Fyodor Dostoyevski’s underground man is sympathetic and perhaps even likable primarily because he is self-aware. Many people would consider the certifiably insane person to be more deserving of sympathy because that person isn’t aware of any madness in thought or action, but for others it is the awareness of the affliction that creates sympathy. The lunatic ravings of a madman are undeserving of sympathy because the lunatic is incapable of possessing critical distance. In other words, he has no capacity for sympathy himself. The underground man addresses this issue directly when he writes “What is to be done with the millions of facts that bear witness that men, consciously, that is fully understanding their real interests, have left them in the background and have rushed headlong on another path, to meet peril and danger”.
This quote comes shortly after the underground man questioned whether any man would do ill if he was fully aware of his own interests. The underground is fully deserving of the reader’s sympathy because he is intelligent and curious and because he presents the possibility of arriving at consciousness. The world is currently in a state in which both people in power and those lusting for power conduct their lives uncritically and without asking questions of or even being interested in the motivation not only in others but of themselves. The underground man may very well be mad, but he is far more willing to ask the tough questions than many people today whose sanity one isn’t even allowed to question.

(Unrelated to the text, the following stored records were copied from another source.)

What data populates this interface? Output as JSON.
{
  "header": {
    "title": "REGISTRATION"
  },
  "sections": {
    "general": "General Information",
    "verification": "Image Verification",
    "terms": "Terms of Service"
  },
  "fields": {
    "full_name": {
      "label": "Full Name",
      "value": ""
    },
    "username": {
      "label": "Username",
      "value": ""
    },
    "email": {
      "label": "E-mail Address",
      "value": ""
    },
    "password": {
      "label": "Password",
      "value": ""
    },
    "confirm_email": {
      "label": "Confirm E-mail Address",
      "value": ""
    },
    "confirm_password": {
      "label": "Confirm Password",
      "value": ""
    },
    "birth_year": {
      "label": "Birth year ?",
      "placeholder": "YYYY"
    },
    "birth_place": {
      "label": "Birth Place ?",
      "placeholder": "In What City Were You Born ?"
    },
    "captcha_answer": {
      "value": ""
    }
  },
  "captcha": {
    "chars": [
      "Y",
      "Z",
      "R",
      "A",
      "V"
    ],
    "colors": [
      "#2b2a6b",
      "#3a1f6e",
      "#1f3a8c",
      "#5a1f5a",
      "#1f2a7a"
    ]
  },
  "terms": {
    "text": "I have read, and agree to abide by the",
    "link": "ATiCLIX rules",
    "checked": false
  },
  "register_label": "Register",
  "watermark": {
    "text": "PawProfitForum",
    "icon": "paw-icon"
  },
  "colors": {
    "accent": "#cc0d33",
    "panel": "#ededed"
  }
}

On the other hand, the underground man runs the risk of losing all sympathy for whatever cause he may have by consistently distancing himself from the possibility of madness by, paradoxically, calling into his question his madness. His continual inquiring of the reader’s opinion of his madness, or whether he is joking, undoes his arguments. When he says that is joking and that knows his jokes are not brilliant, he is begging the opposite effect and it is just as ineffective as the man who says he was merely joking when the reaction to his statement of truth is one of cold emotional detachment.
It is a game to do this; a bet or a wager made in advance. To constantly suggest that one is joking or that one knows that what one is saying is likely to be thought mad is a cheap trick engaged by those not willing to stand forcefully by their principles. When the underground man attempts to ease into the graces of his reader by stating that he is joking or mad before he can be accused of joking or being mad, it is the same thing as the man who believes the opposite of the crowd around him casting off his principles by saying he was only joking when he makes a statement opposite to the majority view. That is certainly not a trait to be admired in anyone, not even an underground man.